“Maple syrup production is a food processing activity as defined by the Indiana code. It falls into a group known as “value-added” products, and that has been the case for some time.”

“It’s just that since maple syrup is a low risk food, it has not been a high priority for inspection,” Gilliam continued.

Many maple producers feared that strict interpretation and enforcement of the current law would put them out of business if their seasonal, low risk operations were required to comply with the usual retail food regulations. Ironically, that would have occurred just as state government has begun to encourage entrepreneurial Hoosier agriculture.

“In the long term view, the guidelines may very well help maple syrup production in Indiana,” Yoder noted.
“Regulatory uncertainty probably limits the enthusiasm of a business person or entrepreneur more than anything else.”

Indiana’s development of guidelines for inspection has been marked by good cooperation between maple producers and the state Department of Health. This has not always been the case in other maple producing states where regulators and producers have sometimes found themselves in an adversarial relationship.

Shirley K. Vargas, Wholesale Supervisor for the state’s food protection program, reminds Indiana maple syrup makers that the guidelines are for smaller producers engaged in retail sales only. Larger producers who sell maple syrup wholesale whether in state or out of state, must meet the sanitation requirements for wholesale food establishments.
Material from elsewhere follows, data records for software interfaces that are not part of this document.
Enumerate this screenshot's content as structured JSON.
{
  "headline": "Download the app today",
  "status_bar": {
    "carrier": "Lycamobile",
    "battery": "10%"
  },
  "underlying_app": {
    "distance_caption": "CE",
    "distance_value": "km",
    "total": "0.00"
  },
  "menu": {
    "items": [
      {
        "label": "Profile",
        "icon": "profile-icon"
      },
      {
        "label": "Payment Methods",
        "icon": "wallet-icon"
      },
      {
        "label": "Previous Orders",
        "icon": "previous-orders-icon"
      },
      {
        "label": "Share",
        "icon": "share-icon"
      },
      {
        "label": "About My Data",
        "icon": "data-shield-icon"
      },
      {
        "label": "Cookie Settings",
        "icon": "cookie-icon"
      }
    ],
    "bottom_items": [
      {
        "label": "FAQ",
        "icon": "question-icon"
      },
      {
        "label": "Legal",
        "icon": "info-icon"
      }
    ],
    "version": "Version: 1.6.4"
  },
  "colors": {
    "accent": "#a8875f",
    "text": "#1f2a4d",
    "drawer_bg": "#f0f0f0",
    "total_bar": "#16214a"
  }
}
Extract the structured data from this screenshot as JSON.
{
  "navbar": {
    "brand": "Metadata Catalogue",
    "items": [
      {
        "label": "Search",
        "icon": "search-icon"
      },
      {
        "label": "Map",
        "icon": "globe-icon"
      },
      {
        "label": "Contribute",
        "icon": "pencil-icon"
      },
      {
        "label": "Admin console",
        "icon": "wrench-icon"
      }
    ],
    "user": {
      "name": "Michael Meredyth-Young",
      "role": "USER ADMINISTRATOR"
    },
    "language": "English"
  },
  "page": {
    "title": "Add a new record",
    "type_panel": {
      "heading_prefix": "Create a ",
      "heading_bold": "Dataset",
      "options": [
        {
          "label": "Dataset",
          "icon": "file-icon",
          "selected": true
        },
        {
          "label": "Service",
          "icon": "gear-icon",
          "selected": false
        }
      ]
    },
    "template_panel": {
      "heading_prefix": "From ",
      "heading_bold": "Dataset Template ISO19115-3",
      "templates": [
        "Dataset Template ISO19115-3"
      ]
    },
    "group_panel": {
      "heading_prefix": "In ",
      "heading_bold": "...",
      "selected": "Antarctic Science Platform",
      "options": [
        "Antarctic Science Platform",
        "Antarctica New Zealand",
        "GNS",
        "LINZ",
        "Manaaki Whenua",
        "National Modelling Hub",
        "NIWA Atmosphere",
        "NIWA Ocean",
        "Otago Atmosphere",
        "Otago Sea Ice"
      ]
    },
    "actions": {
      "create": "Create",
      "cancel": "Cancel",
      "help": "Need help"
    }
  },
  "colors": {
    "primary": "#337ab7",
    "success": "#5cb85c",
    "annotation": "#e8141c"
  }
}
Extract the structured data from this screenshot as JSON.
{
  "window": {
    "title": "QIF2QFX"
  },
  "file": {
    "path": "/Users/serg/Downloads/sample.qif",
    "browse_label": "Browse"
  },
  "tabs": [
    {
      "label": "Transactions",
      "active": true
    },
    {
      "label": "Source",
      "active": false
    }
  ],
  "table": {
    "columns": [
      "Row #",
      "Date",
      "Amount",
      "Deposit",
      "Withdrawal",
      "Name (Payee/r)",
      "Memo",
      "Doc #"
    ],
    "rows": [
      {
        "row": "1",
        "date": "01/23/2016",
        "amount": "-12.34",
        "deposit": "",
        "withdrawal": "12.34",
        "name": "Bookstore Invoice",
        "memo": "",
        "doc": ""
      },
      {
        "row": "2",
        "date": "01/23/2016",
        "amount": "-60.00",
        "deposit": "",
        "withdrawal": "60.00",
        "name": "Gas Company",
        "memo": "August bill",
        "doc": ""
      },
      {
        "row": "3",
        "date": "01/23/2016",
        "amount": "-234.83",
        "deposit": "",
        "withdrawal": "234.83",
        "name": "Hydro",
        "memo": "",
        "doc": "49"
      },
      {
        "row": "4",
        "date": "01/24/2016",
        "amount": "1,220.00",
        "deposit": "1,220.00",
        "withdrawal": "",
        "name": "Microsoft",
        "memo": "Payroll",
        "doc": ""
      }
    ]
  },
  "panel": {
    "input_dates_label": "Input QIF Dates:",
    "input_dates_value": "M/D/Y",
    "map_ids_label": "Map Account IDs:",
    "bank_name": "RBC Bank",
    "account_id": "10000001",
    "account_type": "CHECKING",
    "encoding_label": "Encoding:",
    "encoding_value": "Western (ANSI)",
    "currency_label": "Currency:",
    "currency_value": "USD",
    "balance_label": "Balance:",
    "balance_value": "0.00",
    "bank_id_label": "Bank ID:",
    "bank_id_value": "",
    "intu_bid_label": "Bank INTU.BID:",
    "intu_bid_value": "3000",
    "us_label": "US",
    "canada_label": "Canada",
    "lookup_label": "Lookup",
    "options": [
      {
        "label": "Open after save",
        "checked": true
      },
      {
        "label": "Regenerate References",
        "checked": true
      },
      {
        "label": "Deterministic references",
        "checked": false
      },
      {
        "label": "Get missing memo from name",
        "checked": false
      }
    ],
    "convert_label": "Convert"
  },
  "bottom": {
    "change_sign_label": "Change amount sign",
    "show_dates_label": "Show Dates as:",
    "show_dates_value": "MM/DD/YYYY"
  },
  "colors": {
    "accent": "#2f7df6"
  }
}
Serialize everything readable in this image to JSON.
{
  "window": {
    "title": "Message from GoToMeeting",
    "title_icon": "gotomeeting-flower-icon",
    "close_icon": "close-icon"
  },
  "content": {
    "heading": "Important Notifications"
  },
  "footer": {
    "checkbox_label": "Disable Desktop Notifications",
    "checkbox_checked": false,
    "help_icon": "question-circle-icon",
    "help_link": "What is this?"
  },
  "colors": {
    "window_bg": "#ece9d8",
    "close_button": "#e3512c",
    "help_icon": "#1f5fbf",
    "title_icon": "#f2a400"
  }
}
Likewise, the guidelines are intended only for the processing of maple syrup and not other related products such as maple cream, maple sugar or candy.

Guidelines are currently available as a PDF file at the Indiana Department of Health’s web site at

Discussions about the new guidelines and how small producers can comply with the regulations will be a part of the program when the Indiana Maple Syrup Association holds its annual meeting on December 2 in Rockville.

Information about the meeting and membership in the Indiana Maple Syrup Association is available elsewhere on this IMSA’s web site.